# Particle-hole symmetry and the sign of the superconducting gap

Time-reversal (TR) symmetry leads to topological insulator property. As expected, the topological invariant depends on TR (Pfaffian) operator.

TR+particle-hole symmetry leads to topological superconductor. The topological invariant depends on the Chern number and the sign of the gap.

Is it physically correct to say that the Chern number represents the TR symmetry of the band and the sign of the gap represents the particle-hole symmetry ? If yes, what is the physical intuition behind the representation of the particle-hole symmetry with sign of the gap ?
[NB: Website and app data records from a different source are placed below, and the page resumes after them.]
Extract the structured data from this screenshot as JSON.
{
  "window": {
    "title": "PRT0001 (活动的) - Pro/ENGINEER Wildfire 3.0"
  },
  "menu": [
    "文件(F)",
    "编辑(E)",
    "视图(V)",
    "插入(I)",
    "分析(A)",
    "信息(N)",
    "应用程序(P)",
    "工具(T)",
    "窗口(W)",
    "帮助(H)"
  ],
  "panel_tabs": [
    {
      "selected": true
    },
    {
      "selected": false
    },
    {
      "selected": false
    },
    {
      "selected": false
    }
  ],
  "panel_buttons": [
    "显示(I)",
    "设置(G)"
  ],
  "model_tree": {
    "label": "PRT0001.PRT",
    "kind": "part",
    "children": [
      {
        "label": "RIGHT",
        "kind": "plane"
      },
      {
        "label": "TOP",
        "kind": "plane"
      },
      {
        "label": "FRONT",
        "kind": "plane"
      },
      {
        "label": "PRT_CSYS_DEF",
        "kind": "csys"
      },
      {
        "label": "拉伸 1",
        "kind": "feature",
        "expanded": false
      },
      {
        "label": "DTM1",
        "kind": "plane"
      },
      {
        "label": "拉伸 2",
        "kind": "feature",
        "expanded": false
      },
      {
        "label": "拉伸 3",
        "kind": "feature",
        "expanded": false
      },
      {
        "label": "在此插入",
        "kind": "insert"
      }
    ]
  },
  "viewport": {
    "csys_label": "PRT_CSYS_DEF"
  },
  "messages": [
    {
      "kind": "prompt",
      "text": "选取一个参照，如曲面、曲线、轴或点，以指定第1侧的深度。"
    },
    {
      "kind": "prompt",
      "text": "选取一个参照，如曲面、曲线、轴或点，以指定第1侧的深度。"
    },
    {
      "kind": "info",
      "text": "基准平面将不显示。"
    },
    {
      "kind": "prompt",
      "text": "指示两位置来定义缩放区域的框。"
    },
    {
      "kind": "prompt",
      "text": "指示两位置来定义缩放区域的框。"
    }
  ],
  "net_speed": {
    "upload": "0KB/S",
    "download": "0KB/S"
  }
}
I believe some background information might provide some context to the general readers. For a time-reversal invariant 3D topological superconductor the topological invariant or winding number can be written as $$N_{W}=\frac{1}{2}\sum_{s}{\rm sgn}(\delta_{s})C_{s}$$ where $$C_{s}=\frac{1}{2\pi}\int_{{\rm FS}_{s}}d\Omega^{ij}\left[\partial_{i}a_{sj}({\bf k})-\partial_{j}a_{si}({\bf k})\right]$$ is a Chern-number-like quantity evaluated over the $s^{{\rm th}}$ Fermi surface (which is 2D for a 3D superconductor), $a_{si}=-{\rm i}\left\langle s{\bf k}\right|\partial/\partial k_{i}\left|s{\bf k}\right\rangle$, where $\left|s{\bf k}\right\rangle$ is a Bloch state on the $s^{\rm th}$ Fermi surface, ${\rm sgn}(\delta_{s})$ represents the sign of the gap on the $s^{{\rm th}}$ Fermi surface, and $i,j=x,y,z$. The $s$ different Fermi surfaces also need to be disconnected in the BZ. Corresponding expressions can be found in lower dimensions by a formal procedure called “dimensional reduction.” However, let’s focus on the 3D case for now.
If our system obeys time-reversal symmetry then $$\sum_{s}C_{s}=0$$ For a conventional $s$-wave superconductor, the sign, by definition, is constant throughout the BZ. This always implies $N_{W}=0$ in a time-reversal invariant system. For example, for a system with 2 disconnected Fermi surfaces, (say) we have $C_{\pm}=\pm 1$. For an $s$-wave superconductor ${\rm sgn}(\delta_{\pm})=+1$ (or $-1$ for both). Then we obviously have $$N_{W}=\frac{1}{2}(+1)(+1)+\frac{1}{2}(+1)(-1)=0$$ But if ${\rm sgn}(\delta_{\pm})=\pm 1$ (say fully gapped $p$-wave), then $$N_{W}=\frac{1}{2}(+1)(+1)+\frac{1}{2}(-1)(-1)=1$$ In summary, both cases have particle-hole symmetry. The sign of the gap simply indicates topological character.